Start of The input

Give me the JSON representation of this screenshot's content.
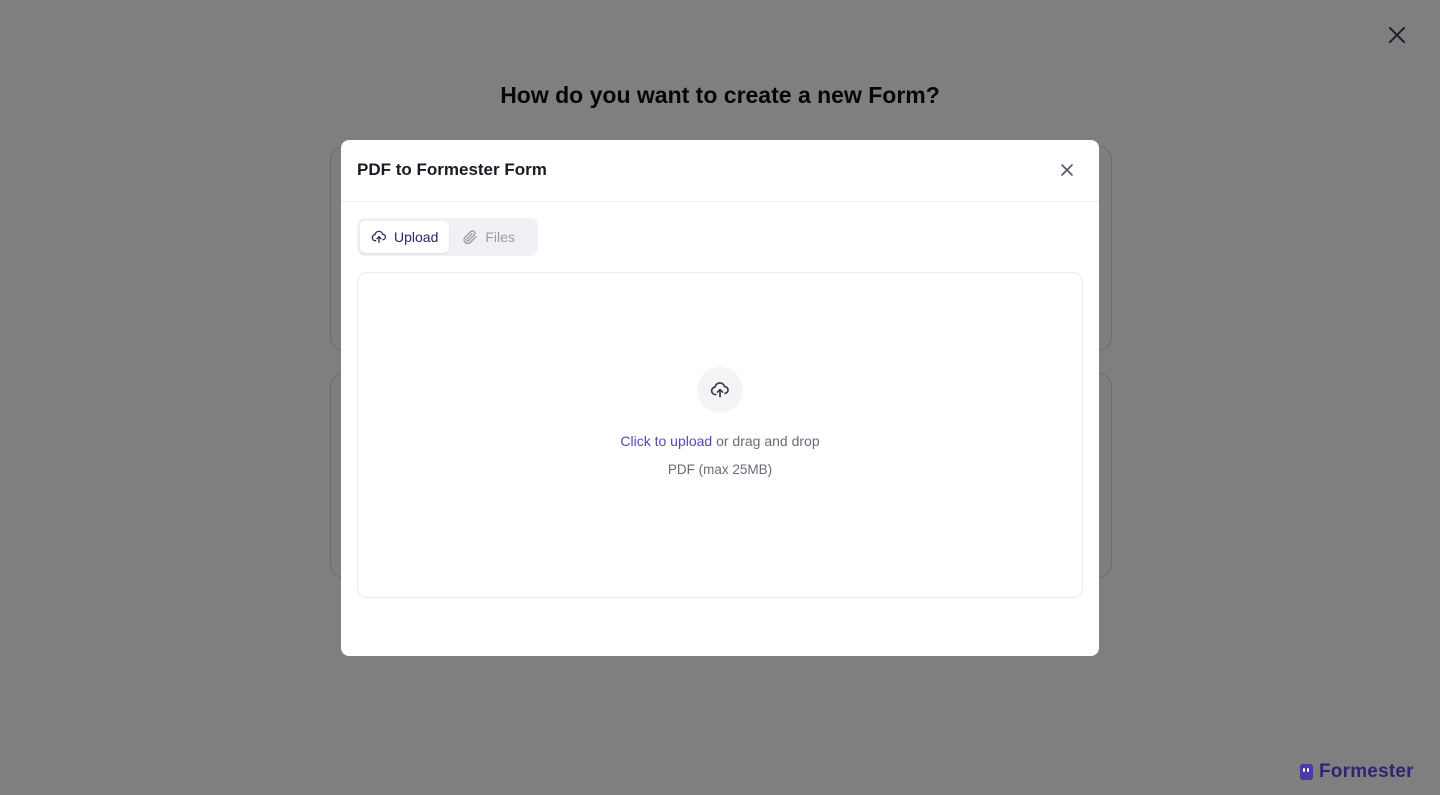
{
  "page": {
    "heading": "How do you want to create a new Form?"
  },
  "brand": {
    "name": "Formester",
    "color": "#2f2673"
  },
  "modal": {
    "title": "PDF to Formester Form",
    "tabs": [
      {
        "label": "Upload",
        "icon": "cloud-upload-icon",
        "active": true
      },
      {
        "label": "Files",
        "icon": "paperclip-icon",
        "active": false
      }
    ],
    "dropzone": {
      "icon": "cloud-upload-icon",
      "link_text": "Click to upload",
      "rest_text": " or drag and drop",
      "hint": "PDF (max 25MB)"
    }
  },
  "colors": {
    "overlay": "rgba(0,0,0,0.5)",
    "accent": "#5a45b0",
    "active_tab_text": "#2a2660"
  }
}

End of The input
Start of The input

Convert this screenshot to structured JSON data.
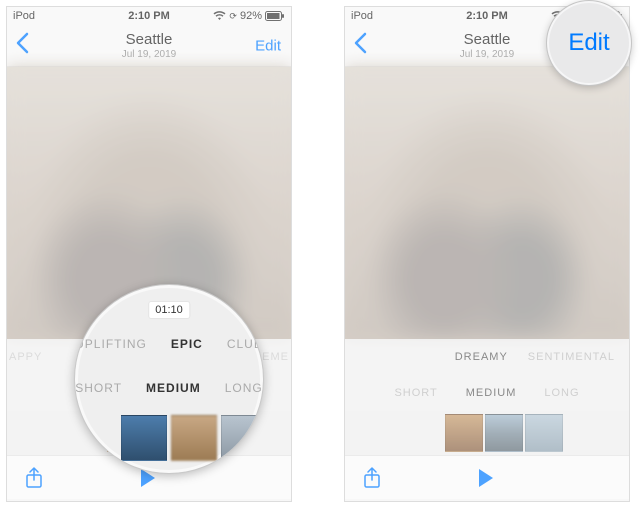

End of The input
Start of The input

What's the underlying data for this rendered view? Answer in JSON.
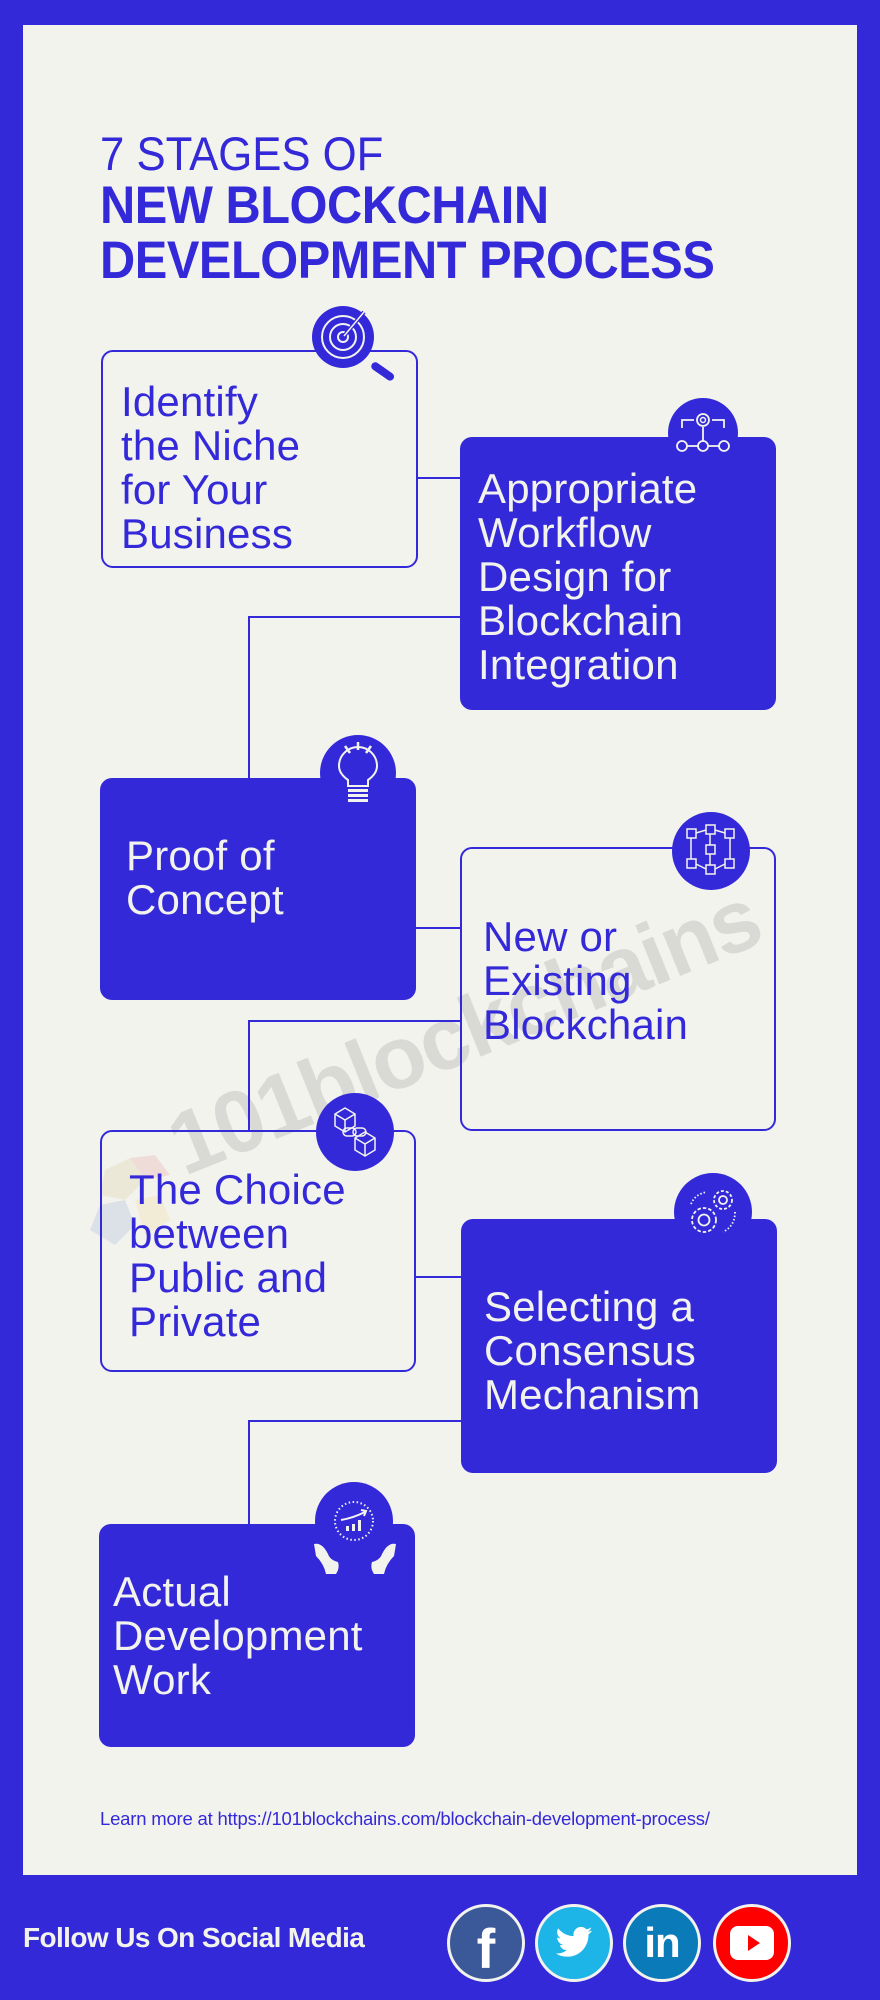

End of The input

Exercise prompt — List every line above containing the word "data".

Result —
Convert this screenshot to structured JSON data.
What's the underlying data for this rendered view? Answer in JSON.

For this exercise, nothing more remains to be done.